A breezy, entertaining popcorn flick with a dash of smarts, 2004's National Treasure far surpassed my admittedly low expectations. In contrast to last year's The Da Vinci Code, a similarly breezy popcorn flick begging to be taken seriously, Nicolas Cage's flick never aspired to be anything more than Indiana Jones Lite.
With National Treasure: Book of Secrets, producer Jerry Bruckheimer and director Jon Turteltaub have all the necessary pieces in place for a quality sequel. Cage, Jon Voight and other key castmembers are back for the follow-up, joined by two impressive additions: Oscar-winner Helen Mirren and multiple Oscar nominee Ed Harris. Aiding their efforts is an intriguing premise involving John Wilkes Booth and the Lincoln assassination -- the perfect launching point for another lively journey through the pages of American history.
Unfortunately, Book of Secrets crashes and burns shortly after takeoff, with Cage and Co. delivering a lackluster follow-up largely devoid of the fun and excitement of the original.

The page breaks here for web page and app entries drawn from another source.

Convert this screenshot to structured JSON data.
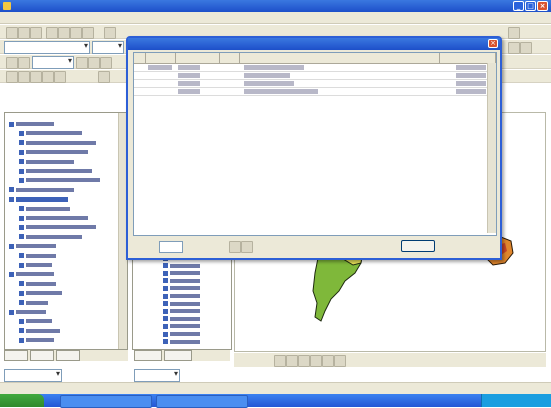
{
  "app": {
    "title": "",
    "window_controls": [
      "_",
      "□",
      "×"
    ]
  },
  "menu": {
    "items": [
      "",
      "",
      "",
      "",
      "",
      "",
      ""
    ]
  },
  "toolbar": {
    "style_combo_value": "",
    "font_combo_value": "",
    "scale_combo_value": ""
  },
  "toc": {
    "tabs": [
      "",
      "",
      ""
    ],
    "layers": [
      {
        "label": ""
      },
      {
        "label": ""
      },
      {
        "label": ""
      },
      {
        "label": ""
      },
      {
        "label": ""
      },
      {
        "label": ""
      },
      {
        "label": ""
      },
      {
        "label": ""
      },
      {
        "label": ""
      },
      {
        "label": ""
      },
      {
        "label": ""
      },
      {
        "label": ""
      },
      {
        "label": ""
      },
      {
        "label": ""
      },
      {
        "label": ""
      },
      {
        "label": ""
      },
      {
        "label": ""
      },
      {
        "label": ""
      },
      {
        "label": ""
      },
      {
        "label": ""
      },
      {
        "label": ""
      },
      {
        "label": ""
      },
      {
        "label": ""
      },
      {
        "label": ""
      }
    ]
  },
  "catalog": {
    "tabs": [
      "",
      ""
    ],
    "items": [
      "",
      "",
      "",
      "",
      "",
      "",
      "",
      "",
      "",
      "",
      "",
      ""
    ]
  },
  "dialog": {
    "title": "",
    "close": "×",
    "columns": [
      "",
      "",
      "",
      "",
      "",
      ""
    ],
    "rows": [
      [
        "",
        "",
        "",
        "",
        "",
        ""
      ],
      [
        "",
        "",
        "",
        "",
        "",
        ""
      ],
      [
        "",
        "",
        "",
        "",
        "",
        ""
      ],
      [
        "",
        "",
        "",
        "",
        "",
        ""
      ]
    ],
    "footer": {
      "record_label": "",
      "record_value": "",
      "show_label": "",
      "count_text": "",
      "options_button": ""
    }
  },
  "statusbar": {
    "coords": ""
  },
  "taskbar": {
    "start_label": "",
    "tasks": [
      "",
      ""
    ],
    "clock": ""
  },
  "colors": {
    "xp_blue": "#1d4fc9",
    "chrome": "#ece9d8",
    "map_green": "#7fb83a",
    "map_yellow": "#e7e15a",
    "map_orange": "#e0862d",
    "selection": "#3d62b8"
  }
}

The sequel's story starts off shortly after the events depicted in the first movie. Once dismissed as deluded conspiracy nuts, Ben Gates (Cage) and his father Patrick (Voight) are now regarded as respected historians thanks to their discovery of the long-lost Knights Templar treasure. But their newly restored family reputation is suddenly imperiled when a mysterious southerner (Harris) surfaces, proffering what appear to be the previously missing pages from the diary of John Wilkes Booth. Not all that big of a deal, except that the missing pages happen to implicate Ben's great-great grandfather as the primary architect of the Lincoln assassination.

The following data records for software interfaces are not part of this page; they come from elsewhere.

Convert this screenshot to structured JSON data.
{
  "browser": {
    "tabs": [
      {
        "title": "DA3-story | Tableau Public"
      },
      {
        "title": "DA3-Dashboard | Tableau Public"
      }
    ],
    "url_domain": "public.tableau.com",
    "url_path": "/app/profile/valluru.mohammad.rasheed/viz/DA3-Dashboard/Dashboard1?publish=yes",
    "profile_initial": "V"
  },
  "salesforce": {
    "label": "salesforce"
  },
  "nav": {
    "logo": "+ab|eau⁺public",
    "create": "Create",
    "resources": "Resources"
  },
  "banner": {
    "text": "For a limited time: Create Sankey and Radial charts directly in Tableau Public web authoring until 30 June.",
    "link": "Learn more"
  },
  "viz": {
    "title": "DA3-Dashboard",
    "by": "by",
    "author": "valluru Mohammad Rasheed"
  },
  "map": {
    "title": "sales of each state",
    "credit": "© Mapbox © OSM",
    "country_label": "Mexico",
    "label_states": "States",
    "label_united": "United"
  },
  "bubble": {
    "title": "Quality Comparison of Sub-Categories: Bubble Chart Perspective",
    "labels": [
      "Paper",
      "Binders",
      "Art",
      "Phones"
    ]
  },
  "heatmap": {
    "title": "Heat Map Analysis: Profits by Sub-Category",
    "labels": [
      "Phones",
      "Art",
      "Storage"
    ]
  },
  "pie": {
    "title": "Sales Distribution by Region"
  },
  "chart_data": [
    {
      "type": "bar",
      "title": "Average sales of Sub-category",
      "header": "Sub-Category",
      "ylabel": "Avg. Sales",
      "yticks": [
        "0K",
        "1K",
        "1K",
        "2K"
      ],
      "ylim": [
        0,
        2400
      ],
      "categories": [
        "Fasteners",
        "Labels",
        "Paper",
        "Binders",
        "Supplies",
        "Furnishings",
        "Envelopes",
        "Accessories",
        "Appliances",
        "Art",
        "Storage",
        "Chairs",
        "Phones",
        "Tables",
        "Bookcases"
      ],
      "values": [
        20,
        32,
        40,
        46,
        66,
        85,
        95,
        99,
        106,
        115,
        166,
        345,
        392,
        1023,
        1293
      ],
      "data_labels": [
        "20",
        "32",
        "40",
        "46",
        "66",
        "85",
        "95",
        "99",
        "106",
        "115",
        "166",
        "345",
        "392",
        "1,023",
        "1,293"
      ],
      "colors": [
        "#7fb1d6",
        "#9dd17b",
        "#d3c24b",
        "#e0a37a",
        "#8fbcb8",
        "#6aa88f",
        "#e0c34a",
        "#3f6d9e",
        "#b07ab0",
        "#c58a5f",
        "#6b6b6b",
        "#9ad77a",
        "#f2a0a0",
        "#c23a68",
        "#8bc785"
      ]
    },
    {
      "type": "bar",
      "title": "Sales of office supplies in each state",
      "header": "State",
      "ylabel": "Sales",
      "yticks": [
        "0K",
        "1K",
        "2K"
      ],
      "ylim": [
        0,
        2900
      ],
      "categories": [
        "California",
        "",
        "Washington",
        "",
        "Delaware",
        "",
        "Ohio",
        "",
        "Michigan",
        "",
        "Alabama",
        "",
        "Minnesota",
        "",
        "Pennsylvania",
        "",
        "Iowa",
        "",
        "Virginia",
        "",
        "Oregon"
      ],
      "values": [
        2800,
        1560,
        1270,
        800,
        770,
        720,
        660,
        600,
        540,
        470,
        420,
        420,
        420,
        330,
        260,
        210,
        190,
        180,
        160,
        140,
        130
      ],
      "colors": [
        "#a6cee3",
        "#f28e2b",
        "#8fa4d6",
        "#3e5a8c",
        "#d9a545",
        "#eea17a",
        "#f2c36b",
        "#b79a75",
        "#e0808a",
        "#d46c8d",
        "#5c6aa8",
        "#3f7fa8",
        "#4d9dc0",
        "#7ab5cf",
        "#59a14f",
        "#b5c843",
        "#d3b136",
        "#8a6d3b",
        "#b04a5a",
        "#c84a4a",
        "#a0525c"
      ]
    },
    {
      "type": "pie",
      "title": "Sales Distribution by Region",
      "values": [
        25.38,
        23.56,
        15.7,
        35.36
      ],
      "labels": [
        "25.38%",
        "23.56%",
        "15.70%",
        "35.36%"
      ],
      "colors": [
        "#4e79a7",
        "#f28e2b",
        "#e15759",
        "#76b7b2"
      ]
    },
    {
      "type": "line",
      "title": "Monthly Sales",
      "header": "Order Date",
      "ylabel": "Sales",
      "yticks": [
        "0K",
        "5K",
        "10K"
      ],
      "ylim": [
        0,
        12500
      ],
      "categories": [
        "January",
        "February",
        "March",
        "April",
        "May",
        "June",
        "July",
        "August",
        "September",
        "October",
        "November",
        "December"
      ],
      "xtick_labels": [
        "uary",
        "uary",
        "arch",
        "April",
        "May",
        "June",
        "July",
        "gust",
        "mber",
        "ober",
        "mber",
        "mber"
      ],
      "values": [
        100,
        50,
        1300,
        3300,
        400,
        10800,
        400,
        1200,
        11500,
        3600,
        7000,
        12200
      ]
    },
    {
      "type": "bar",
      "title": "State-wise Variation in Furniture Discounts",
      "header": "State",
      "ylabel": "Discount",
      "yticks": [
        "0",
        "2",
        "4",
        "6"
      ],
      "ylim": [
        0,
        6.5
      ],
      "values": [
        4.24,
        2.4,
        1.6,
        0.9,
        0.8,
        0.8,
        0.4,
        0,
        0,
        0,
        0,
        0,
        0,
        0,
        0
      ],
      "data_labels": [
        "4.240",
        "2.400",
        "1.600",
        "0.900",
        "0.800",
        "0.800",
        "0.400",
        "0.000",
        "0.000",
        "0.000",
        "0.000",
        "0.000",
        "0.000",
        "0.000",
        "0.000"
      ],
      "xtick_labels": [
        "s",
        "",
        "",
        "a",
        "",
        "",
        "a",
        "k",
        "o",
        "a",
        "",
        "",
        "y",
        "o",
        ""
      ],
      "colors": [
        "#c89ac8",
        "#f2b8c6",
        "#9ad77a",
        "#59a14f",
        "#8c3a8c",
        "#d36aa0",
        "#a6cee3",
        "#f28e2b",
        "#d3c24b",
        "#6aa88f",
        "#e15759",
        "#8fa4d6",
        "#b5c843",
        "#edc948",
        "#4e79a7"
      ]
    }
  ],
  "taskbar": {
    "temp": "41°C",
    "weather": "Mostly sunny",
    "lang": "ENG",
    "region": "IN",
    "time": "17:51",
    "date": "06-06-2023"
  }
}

Convinced of their ancestor's innocence and justifiably unsettled by the discovery's history-altering implications, father and son set forth to uncover the truth and once again restore the Gates family's good name. With each successive clue comes a new, earth-shattering revelation, and their endeavor quickly evolves into a quest to find the fabled Lost City of Gold, a treasure-packed site reportedly constructed by Native Americans long before the Europeans arrived.
Ben's treasure-hunting cohorts Riley (Justin Bartha) and Abigail (Diane Kruger) are once again pressed into duty as comic relief and eye candy, respectively, and Ben's mother (Mirren), conveniently a renowned expert in pre-Colombian language and culture, joins the hunt as well. Hot on their trail is Harris and his cronies -- and they've got guns.
For the most part, the hunt is an underhwelming one. The original National Treasure cleverly played off America's obsession with conspiracy theories, taking a few kernels of historical truth and developing them into several enticing "what if" scenarios. Book of Secrets, in its determination to ratchet up the stakes, abandons that formula in favor of pure storytelling spectacle. A Presidential kidnapping! A city made entirely of gold! A secret White House book that holds truth to every American conspiracy since the Revolution! Whatever.
For the most part, the cast's notable additions add little to the movie. While Mirren's character has her moments parrying with on-screen ex Voight, Harris's villain is a surprisingly toothless one -- and not nearly villainous enough.
The lone exception among the cast's newcomers is Bruce Greenwood, whose turn as the American President is surprisingly...presidential.
Among the cast's holdovers, Bartha's character is once again offered little more than the occasional witty one-liner, and Euro Kruger appears to have made little progress in mastering the American accent since the first movie -- her linguistic lapses are as distracting as ever. Stars Voight and Cage are perfectly fine reprising their resptective roles as father-and-son adventurers, but gone is much the tension that made their relationship interesting the first time around.
I won't give away Book of Secrets' ending, but I can wager a guess that you'll be as unimpressed with it as I was. If 2004's National Treasure was Indiana Jones Lite, this disappointing sequel could very well be called National Treasure Lite.